From the entries below, extract every line that includes the word "type".
=-=-=-=-=
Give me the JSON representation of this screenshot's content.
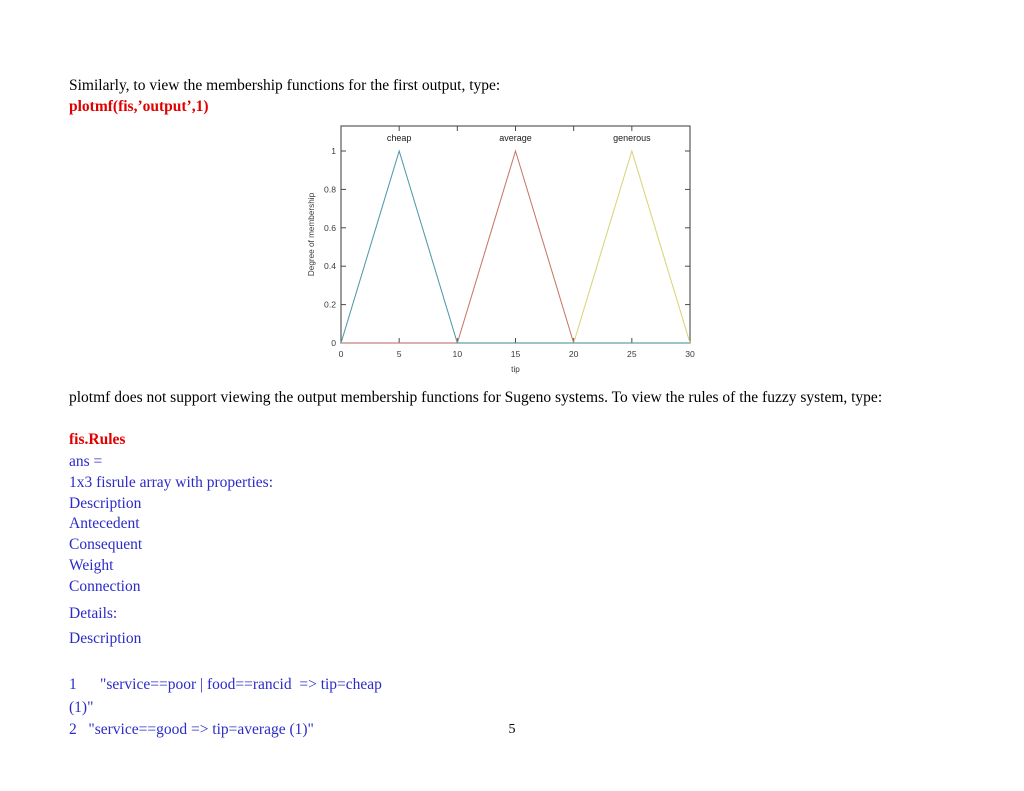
{
  "document": {
    "page_number": "5",
    "intro_line": "Similarly, to view the membership functions for the first output, type:",
    "command_1": "plotmf(fis,’output’,1)",
    "paragraph_2": "plotmf does not support viewing the output membership functions for Sugeno systems. To view the rules of the fuzzy system, type:",
    "command_2": "fis.Rules",
    "ans_block": "ans =\n1x3 fisrule array with properties:\nDescription\nAntecedent\nConsequent\nWeight\nConnection",
    "details_label": "Details:",
    "description_label": "Description",
    "rules_block": "1      \"service==poor | food==rancid  => tip=cheap\n(1)\"\n2   \"service==good => tip=average (1)\""
  },
  "colors": {
    "body_text": "#000000",
    "command_red": "#e00000",
    "output_blue": "#2b2bc8",
    "axis_gray": "#4a4a4a",
    "series_cheap": "#4f9aa8",
    "series_average": "#c8766b",
    "series_generous": "#d8d47a"
  },
  "chart_data": {
    "type": "line",
    "title": "",
    "xlabel": "tip",
    "ylabel": "Degree of membership",
    "xlim": [
      0,
      30
    ],
    "ylim": [
      0,
      1.05
    ],
    "xticks": [
      0,
      5,
      10,
      15,
      20,
      25,
      30
    ],
    "xticklabels": [
      "0",
      "5",
      "10",
      "15",
      "20",
      "25",
      "30"
    ],
    "yticks": [
      0,
      0.2,
      0.4,
      0.6,
      0.8,
      1
    ],
    "yticklabels": [
      "0",
      "0.2",
      "0.4",
      "0.6",
      "0.8",
      "1"
    ],
    "grid": false,
    "legend_position": "in-plot-top-labels",
    "annotations": [
      {
        "text": "cheap",
        "x": 5,
        "y": 1.05
      },
      {
        "text": "average",
        "x": 15,
        "y": 1.05
      },
      {
        "text": "generous",
        "x": 25,
        "y": 1.05
      }
    ],
    "series": [
      {
        "name": "cheap",
        "color": "#4f9aa8",
        "x": [
          0,
          5,
          10,
          30
        ],
        "values": [
          0,
          1,
          0,
          0
        ]
      },
      {
        "name": "average",
        "color": "#c8766b",
        "x": [
          0,
          10,
          15,
          20,
          30
        ],
        "values": [
          0,
          0,
          1,
          0,
          0
        ]
      },
      {
        "name": "generous",
        "color": "#d8d47a",
        "x": [
          0,
          20,
          25,
          30
        ],
        "values": [
          0,
          0,
          1,
          0
        ]
      }
    ]
  }
}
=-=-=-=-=
| Solved problem |
    "intro_line": "Similarly, to view the membership functions for the first output, type:",
    "paragraph_2": "plotmf does not support viewing the output membership functions for Sugeno systems. To view the rules of the fuzzy system, type:",
    "type": "line",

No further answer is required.